Instructions to follow: Print every line below exactly. Skip the pictures.

Component data from apps and pages:
|---|

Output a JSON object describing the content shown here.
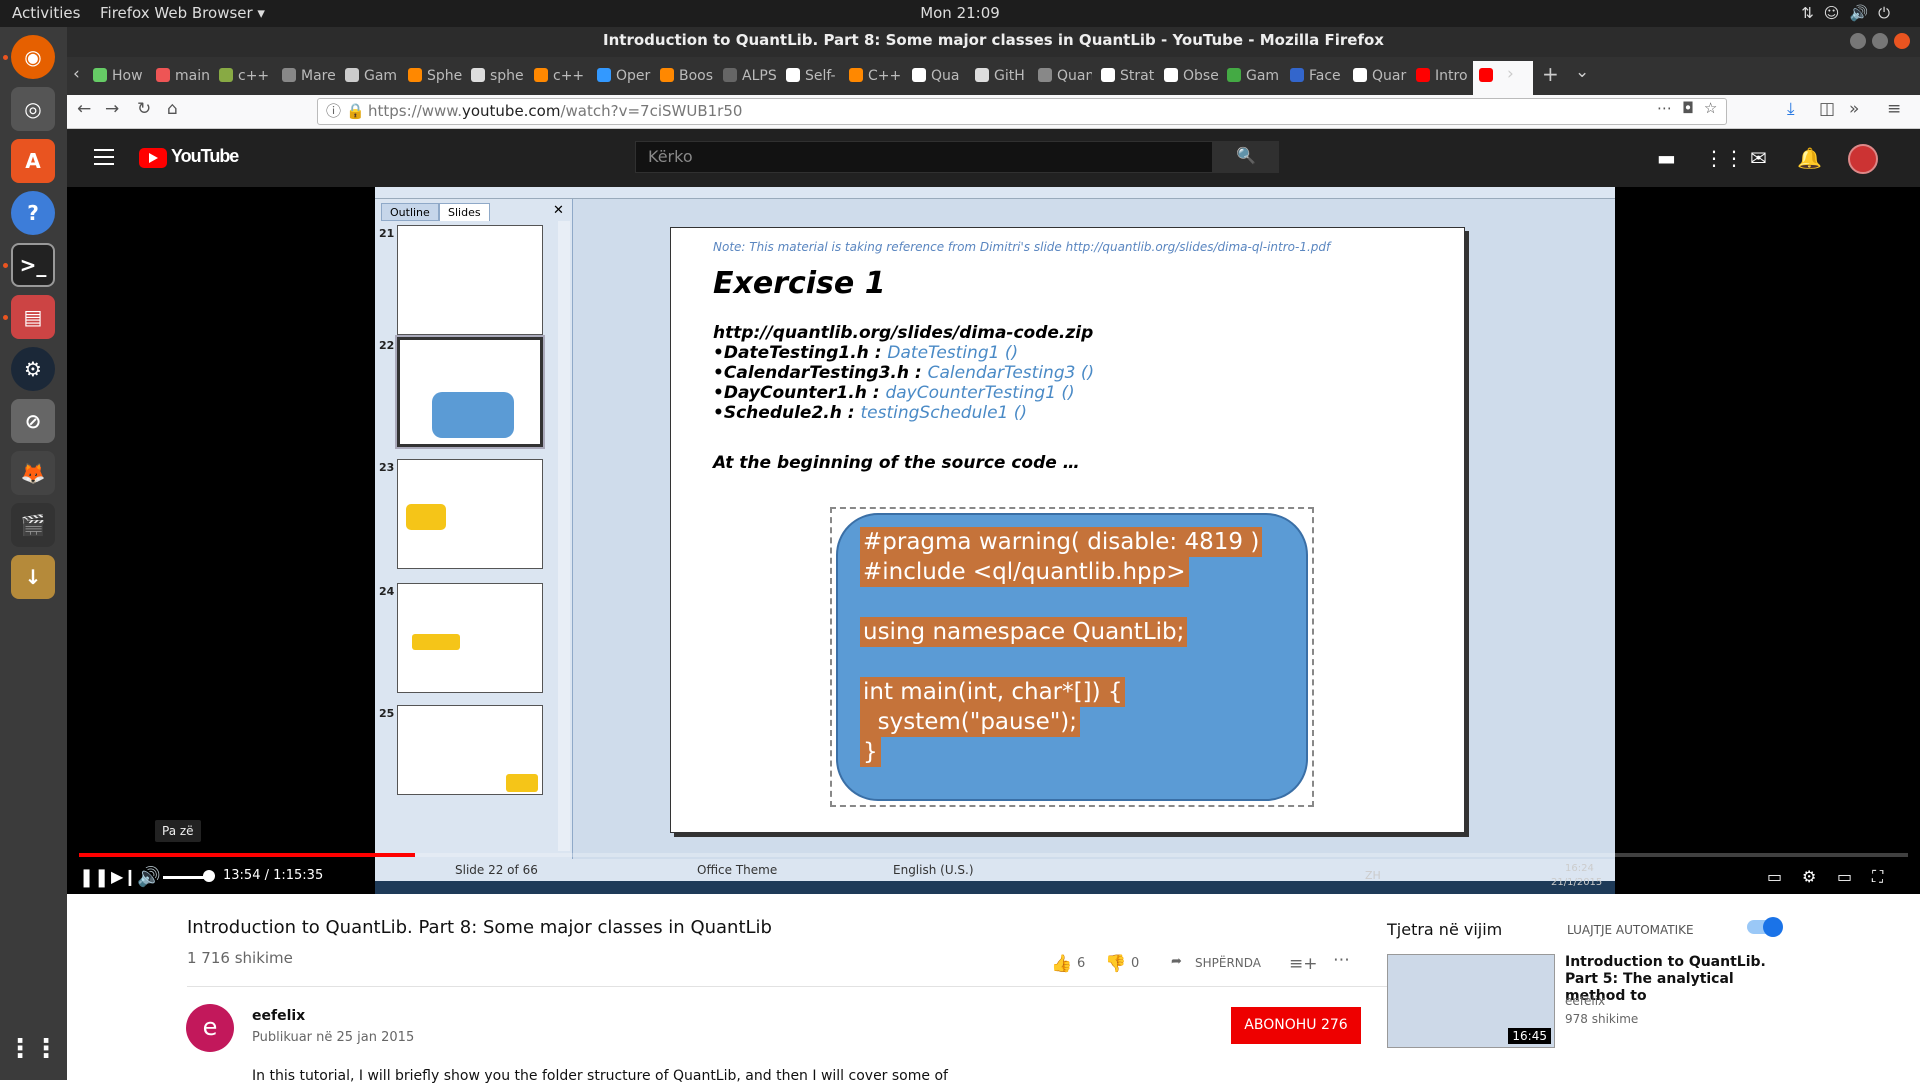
{
  "system": {
    "activities": "Activities",
    "app_name": "Firefox Web Browser ▾",
    "clock": "Mon 21:09",
    "tray_icons": [
      "network-icon",
      "accessibility-icon",
      "volume-icon",
      "power-icon"
    ]
  },
  "window": {
    "title": "Introduction to QuantLib. Part 8: Some major classes in QuantLib - YouTube - Mozilla Firefox"
  },
  "tabs": [
    {
      "label": "How",
      "color": "#6c6"
    },
    {
      "label": "main",
      "color": "#e55"
    },
    {
      "label": "c++ -",
      "color": "#8a4"
    },
    {
      "label": "MarekK",
      "color": "#888"
    },
    {
      "label": "Gam",
      "color": "#ccc"
    },
    {
      "label": "Sphe",
      "color": "#f80"
    },
    {
      "label": "sphe",
      "color": "#ddd"
    },
    {
      "label": "c++ -",
      "color": "#f80"
    },
    {
      "label": "Oper",
      "color": "#39f"
    },
    {
      "label": "Boos",
      "color": "#f80"
    },
    {
      "label": "ALPS - A",
      "color": "#666"
    },
    {
      "label": "Self-",
      "color": "#fff"
    },
    {
      "label": "C++ I",
      "color": "#f80"
    },
    {
      "label": "Qua",
      "color": "#fff"
    },
    {
      "label": "GitH",
      "color": "#ddd"
    },
    {
      "label": "QuantLi",
      "color": "#888"
    },
    {
      "label": "Strat",
      "color": "#fff"
    },
    {
      "label": "Obse",
      "color": "#fff"
    },
    {
      "label": "Gam",
      "color": "#4a4"
    },
    {
      "label": "Face",
      "color": "#36c"
    },
    {
      "label": "Quar",
      "color": "#fff"
    },
    {
      "label": "Intro",
      "color": "#f00"
    },
    {
      "label": "",
      "color": "#f00"
    }
  ],
  "nav": {
    "url_prefix": "https://www.",
    "url_domain": "youtube.com",
    "url_path": "/watch?v=7ciSWUB1r50"
  },
  "youtube": {
    "brand": "YouTube",
    "search_placeholder": "Kërko"
  },
  "slide_app": {
    "tab_outline": "Outline",
    "tab_slides": "Slides",
    "thumb_numbers": [
      "21",
      "22",
      "23",
      "24",
      "25"
    ],
    "status_slide": "Slide 22 of 66",
    "status_theme": "Office Theme",
    "status_lang": "English (U.S.)",
    "taskbar_lang": "ZH",
    "taskbar_time": "16:24",
    "taskbar_date": "21/1/2015"
  },
  "slide": {
    "note": "Note: This material is taking reference from Dimitri's slide http://quantlib.org/slides/dima-ql-intro-1.pdf",
    "title": "Exercise 1",
    "url_line": "http://quantlib.org/slides/dima-code.zip",
    "items": [
      {
        "file": "•DateTesting1.h : ",
        "func": "DateTesting1 ()"
      },
      {
        "file": "•CalendarTesting3.h : ",
        "func": "CalendarTesting3 ()"
      },
      {
        "file": "•DayCounter1.h : ",
        "func": "dayCounterTesting1 ()"
      },
      {
        "file": "•Schedule2.h : ",
        "func": "testingSchedule1 ()"
      }
    ],
    "begin_line": "At the beginning of the source code …",
    "code": [
      "#pragma warning( disable: 4819 )",
      "#include <ql/quantlib.hpp>",
      "using namespace QuantLib;",
      "int main(int, char*[]) {",
      "  system(\"pause\");",
      "}"
    ]
  },
  "player": {
    "tooltip": "Pa zë",
    "time": "13:54 / 1:15:35",
    "progress_fraction": 0.1837
  },
  "video": {
    "title": "Introduction to QuantLib. Part 8: Some major classes in QuantLib",
    "views": "1 716 shikime",
    "likes": "6",
    "dislikes": "0",
    "share": "SHPËRNDA",
    "channel_initial": "e",
    "channel": "eefelix",
    "published": "Publikuar në 25 jan 2015",
    "subscribe": "ABONOHU  276",
    "description": "In this tutorial, I will briefly show you the folder structure of QuantLib, and then I will cover some of"
  },
  "sidebar": {
    "up_next": "Tjetra në vijim",
    "autoplay": "LUAJTJE AUTOMATIKE",
    "next_title": "Introduction to QuantLib. Part 5: The analytical method to",
    "next_channel": "eefelix",
    "next_views": "978 shikime",
    "next_duration": "16:45"
  }
}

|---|

Result of this exercise:
Output a JSON object describing the content shown here.
{
  "system": {
    "activities": "Activities",
    "app_name": "Firefox Web Browser ▾",
    "clock": "Mon 21:09",
    "tray_icons": [
      "network-icon",
      "accessibility-icon",
      "volume-icon",
      "power-icon"
    ]
  },
  "window": {
    "title": "Introduction to QuantLib. Part 8: Some major classes in QuantLib - YouTube - Mozilla Firefox"
  },
  "tabs": [
    {
      "label": "How",
      "color": "#6c6"
    },
    {
      "label": "main",
      "color": "#e55"
    },
    {
      "label": "c++ -",
      "color": "#8a4"
    },
    {
      "label": "MarekK",
      "color": "#888"
    },
    {
      "label": "Gam",
      "color": "#ccc"
    },
    {
      "label": "Sphe",
      "color": "#f80"
    },
    {
      "label": "sphe",
      "color": "#ddd"
    },
    {
      "label": "c++ -",
      "color": "#f80"
    },
    {
      "label": "Oper",
      "color": "#39f"
    },
    {
      "label": "Boos",
      "color": "#f80"
    },
    {
      "label": "ALPS - A",
      "color": "#666"
    },
    {
      "label": "Self-",
      "color": "#fff"
    },
    {
      "label": "C++ I",
      "color": "#f80"
    },
    {
      "label": "Qua",
      "color": "#fff"
    },
    {
      "label": "GitH",
      "color": "#ddd"
    },
    {
      "label": "QuantLi",
      "color": "#888"
    },
    {
      "label": "Strat",
      "color": "#fff"
    },
    {
      "label": "Obse",
      "color": "#fff"
    },
    {
      "label": "Gam",
      "color": "#4a4"
    },
    {
      "label": "Face",
      "color": "#36c"
    },
    {
      "label": "Quar",
      "color": "#fff"
    },
    {
      "label": "Intro",
      "color": "#f00"
    },
    {
      "label": "",
      "color": "#f00"
    }
  ],
  "nav": {
    "url_prefix": "https://www.",
    "url_domain": "youtube.com",
    "url_path": "/watch?v=7ciSWUB1r50"
  },
  "youtube": {
    "brand": "YouTube",
    "search_placeholder": "Kërko"
  },
  "slide_app": {
    "tab_outline": "Outline",
    "tab_slides": "Slides",
    "thumb_numbers": [
      "21",
      "22",
      "23",
      "24",
      "25"
    ],
    "status_slide": "Slide 22 of 66",
    "status_theme": "Office Theme",
    "status_lang": "English (U.S.)",
    "taskbar_lang": "ZH",
    "taskbar_time": "16:24",
    "taskbar_date": "21/1/2015"
  },
  "slide": {
    "note": "Note: This material is taking reference from Dimitri's slide http://quantlib.org/slides/dima-ql-intro-1.pdf",
    "title": "Exercise 1",
    "url_line": "http://quantlib.org/slides/dima-code.zip",
    "items": [
      {
        "file": "•DateTesting1.h : ",
        "func": "DateTesting1 ()"
      },
      {
        "file": "•CalendarTesting3.h : ",
        "func": "CalendarTesting3 ()"
      },
      {
        "file": "•DayCounter1.h : ",
        "func": "dayCounterTesting1 ()"
      },
      {
        "file": "•Schedule2.h : ",
        "func": "testingSchedule1 ()"
      }
    ],
    "begin_line": "At the beginning of the source code …",
    "code": [
      "#pragma warning( disable: 4819 )",
      "#include <ql/quantlib.hpp>",
      "using namespace QuantLib;",
      "int main(int, char*[]) {",
      "  system(\"pause\");",
      "}"
    ]
  },
  "player": {
    "tooltip": "Pa zë",
    "time": "13:54 / 1:15:35",
    "progress_fraction": 0.1837
  },
  "video": {
    "title": "Introduction to QuantLib. Part 8: Some major classes in QuantLib",
    "views": "1 716 shikime",
    "likes": "6",
    "dislikes": "0",
    "share": "SHPËRNDA",
    "channel_initial": "e",
    "channel": "eefelix",
    "published": "Publikuar në 25 jan 2015",
    "subscribe": "ABONOHU  276",
    "description": "In this tutorial, I will briefly show you the folder structure of QuantLib, and then I will cover some of"
  },
  "sidebar": {
    "up_next": "Tjetra në vijim",
    "autoplay": "LUAJTJE AUTOMATIKE",
    "next_title": "Introduction to QuantLib. Part 5: The analytical method to",
    "next_channel": "eefelix",
    "next_views": "978 shikime",
    "next_duration": "16:45"
  }
}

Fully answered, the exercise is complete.